Talk of chaos replaced by a game of chess
If this is chaos then stability must be an awfully boring place.
We were warned repeatedly that a post-election scenario whereby the make-up of the next government was unclear would send the bond markets into a state of shock and have Angela Merkel crying into her porridge.
Instead, we've got a slow game of chess where every move is anticipated with a sense of inevitability.
Taoiseach Enda Kenny will make his first public appearance since the Mayo count centre today after confirming last night what we knew all along.
The "certainly not" reply he gave when asked if he'd do business with Fianna Fáil during one of the TV debates meant absolutely nothing.

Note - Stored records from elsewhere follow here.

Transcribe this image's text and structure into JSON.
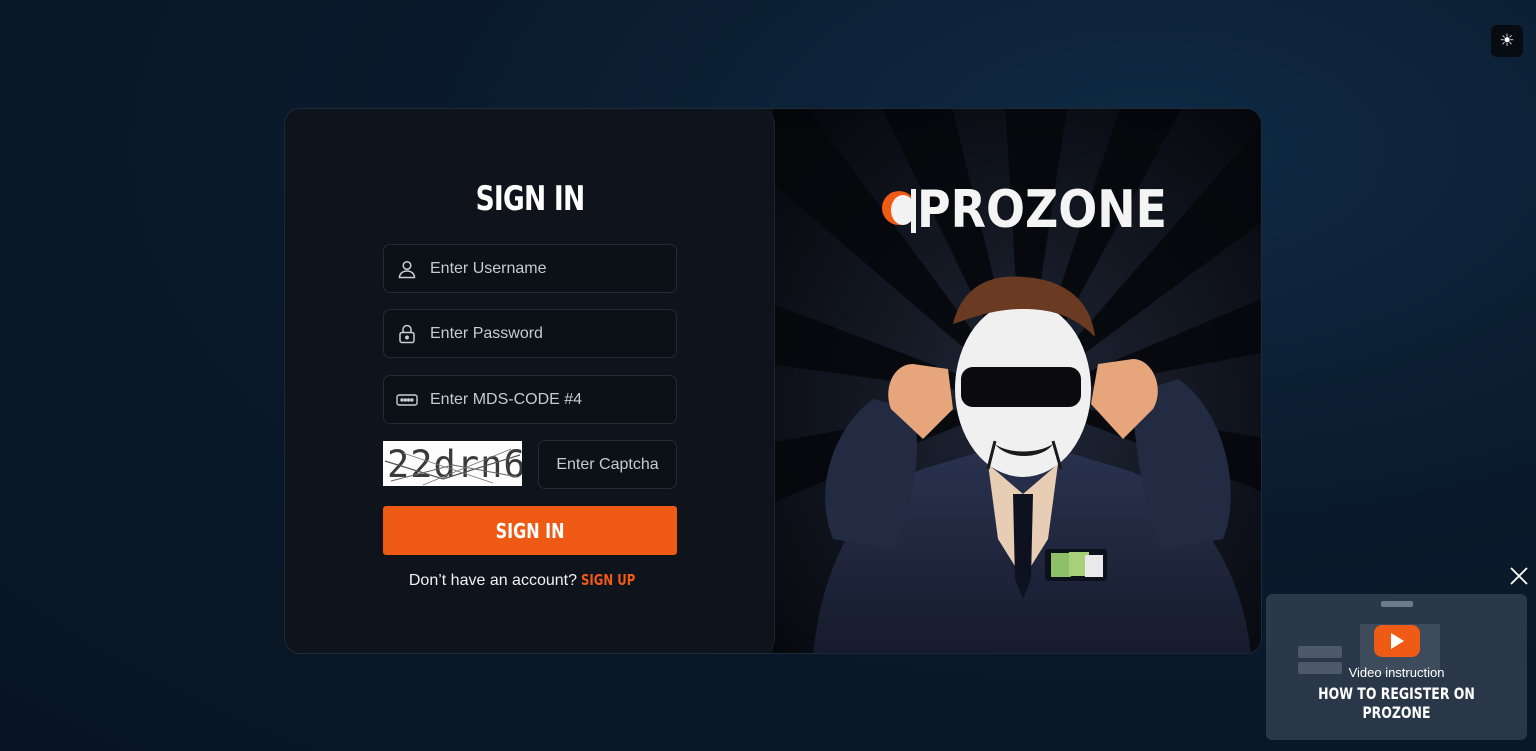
{
  "theme_toggle": {
    "icon": "sun-icon"
  },
  "login": {
    "title": "SIGN IN",
    "username": {
      "placeholder": "Enter Username",
      "icon": "user-icon"
    },
    "password": {
      "placeholder": "Enter Password",
      "icon": "lock-icon"
    },
    "mds_code": {
      "placeholder": "Enter MDS-CODE #4",
      "icon": "keypad-icon"
    },
    "captcha": {
      "image_text": "22drn6",
      "placeholder": "Enter Captcha"
    },
    "submit_label": "SIGN IN",
    "signup_prompt": "Don’t have an account?",
    "signup_link": "SIGN UP"
  },
  "brand": {
    "name": "PROZONE"
  },
  "video": {
    "subtitle": "Video instruction",
    "title": "HOW TO REGISTER ON PROZONE"
  },
  "colors": {
    "accent": "#ee5a14",
    "panel": "#0f131b",
    "background": "#0a1a2c"
  }
}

Throughout the campaign, Mr Kenny got annoyed with journalists for repeatedly asking the question. But the truth is that we didn't believe his answer, and now here we are.
On the other side of the fence, Fianna Fáil is loving it. Barry Cowen claimed on radio yesterday that they had "won" the election despite the fact that Fine Gael are still the biggest party.
He seemed to be trying to move from chess to a game of chicken.
They have started drawing up red-line issues which would need to be addressed in order for Mr Kenny to continue as Taoiseach.
Micheál Martin's decision to seek major reform of the Dáil was a clever move. He has lured Fine Gael into a trap where they are damned no matter what. If the Taoiseach accepts his proposal, then Martin gets a bonus point from the smaller parties both men are trying to win over. If he doesn't enter some sort of negotiations he looks like he is trying to stymie reform.
But really neither side is making any effort to have a government ready for March 10 - disproving all the predictions of doom that a hung Dáil would bring.
Meanwhile, the left is making even less of an effort to pull itself together.
Our politicians would do well to remember that it's a small step from boredom to disillusionment.